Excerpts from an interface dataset

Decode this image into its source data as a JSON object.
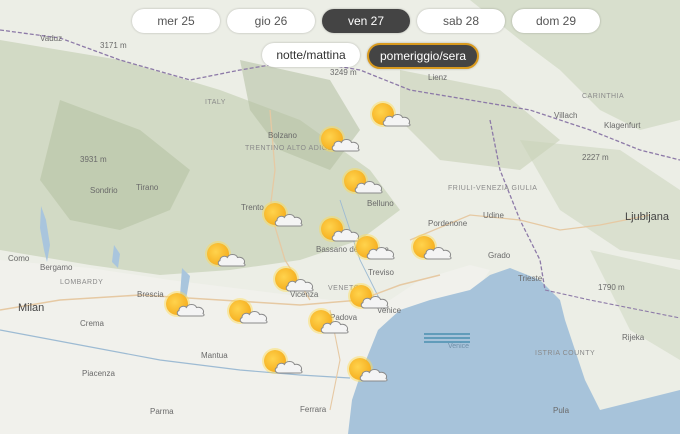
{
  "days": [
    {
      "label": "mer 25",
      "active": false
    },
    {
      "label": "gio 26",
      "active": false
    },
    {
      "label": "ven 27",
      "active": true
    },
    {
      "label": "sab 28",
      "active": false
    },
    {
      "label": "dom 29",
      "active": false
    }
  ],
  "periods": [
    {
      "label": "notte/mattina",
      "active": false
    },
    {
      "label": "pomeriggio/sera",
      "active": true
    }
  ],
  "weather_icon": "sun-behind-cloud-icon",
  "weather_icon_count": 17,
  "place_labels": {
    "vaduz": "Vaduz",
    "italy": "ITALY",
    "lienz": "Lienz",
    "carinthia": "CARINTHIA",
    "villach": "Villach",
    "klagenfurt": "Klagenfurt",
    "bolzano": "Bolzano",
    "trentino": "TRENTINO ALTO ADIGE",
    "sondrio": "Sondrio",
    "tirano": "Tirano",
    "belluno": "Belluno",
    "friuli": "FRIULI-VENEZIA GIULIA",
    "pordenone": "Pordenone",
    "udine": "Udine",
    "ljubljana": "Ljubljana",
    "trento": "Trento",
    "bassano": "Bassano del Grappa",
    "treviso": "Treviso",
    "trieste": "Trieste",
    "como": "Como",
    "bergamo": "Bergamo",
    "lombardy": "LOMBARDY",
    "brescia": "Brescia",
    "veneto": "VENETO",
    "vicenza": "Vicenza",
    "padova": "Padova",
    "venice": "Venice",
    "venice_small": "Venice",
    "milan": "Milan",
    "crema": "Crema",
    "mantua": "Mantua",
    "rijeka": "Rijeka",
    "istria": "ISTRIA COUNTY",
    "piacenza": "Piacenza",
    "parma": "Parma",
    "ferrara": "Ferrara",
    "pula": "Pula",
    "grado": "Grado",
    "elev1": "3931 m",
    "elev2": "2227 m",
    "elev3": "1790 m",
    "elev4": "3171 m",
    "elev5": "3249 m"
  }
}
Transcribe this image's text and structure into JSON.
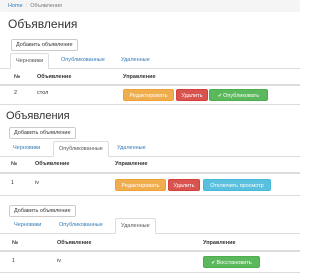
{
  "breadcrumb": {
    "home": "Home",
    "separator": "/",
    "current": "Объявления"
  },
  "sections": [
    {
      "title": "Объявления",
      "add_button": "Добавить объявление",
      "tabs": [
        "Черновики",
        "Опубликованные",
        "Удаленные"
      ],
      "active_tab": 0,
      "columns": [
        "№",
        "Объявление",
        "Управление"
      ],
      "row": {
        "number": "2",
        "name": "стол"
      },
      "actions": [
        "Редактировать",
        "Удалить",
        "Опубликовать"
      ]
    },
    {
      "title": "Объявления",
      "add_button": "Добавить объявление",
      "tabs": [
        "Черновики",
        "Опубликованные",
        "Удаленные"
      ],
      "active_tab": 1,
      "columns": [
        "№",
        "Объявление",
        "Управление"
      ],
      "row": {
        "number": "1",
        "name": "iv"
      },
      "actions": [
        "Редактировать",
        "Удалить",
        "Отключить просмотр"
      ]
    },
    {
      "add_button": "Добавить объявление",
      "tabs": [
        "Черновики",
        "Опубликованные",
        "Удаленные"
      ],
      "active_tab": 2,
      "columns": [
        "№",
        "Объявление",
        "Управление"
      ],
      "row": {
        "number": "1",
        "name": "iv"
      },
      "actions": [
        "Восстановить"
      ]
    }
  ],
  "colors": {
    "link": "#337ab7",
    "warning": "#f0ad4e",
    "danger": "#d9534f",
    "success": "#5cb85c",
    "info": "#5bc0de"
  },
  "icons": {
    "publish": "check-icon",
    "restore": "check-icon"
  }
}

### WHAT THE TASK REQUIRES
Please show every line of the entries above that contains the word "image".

### TASK SOLUTION
Decode this image into its source data as a JSON object.
Transcribe this image's text and structure into JSON.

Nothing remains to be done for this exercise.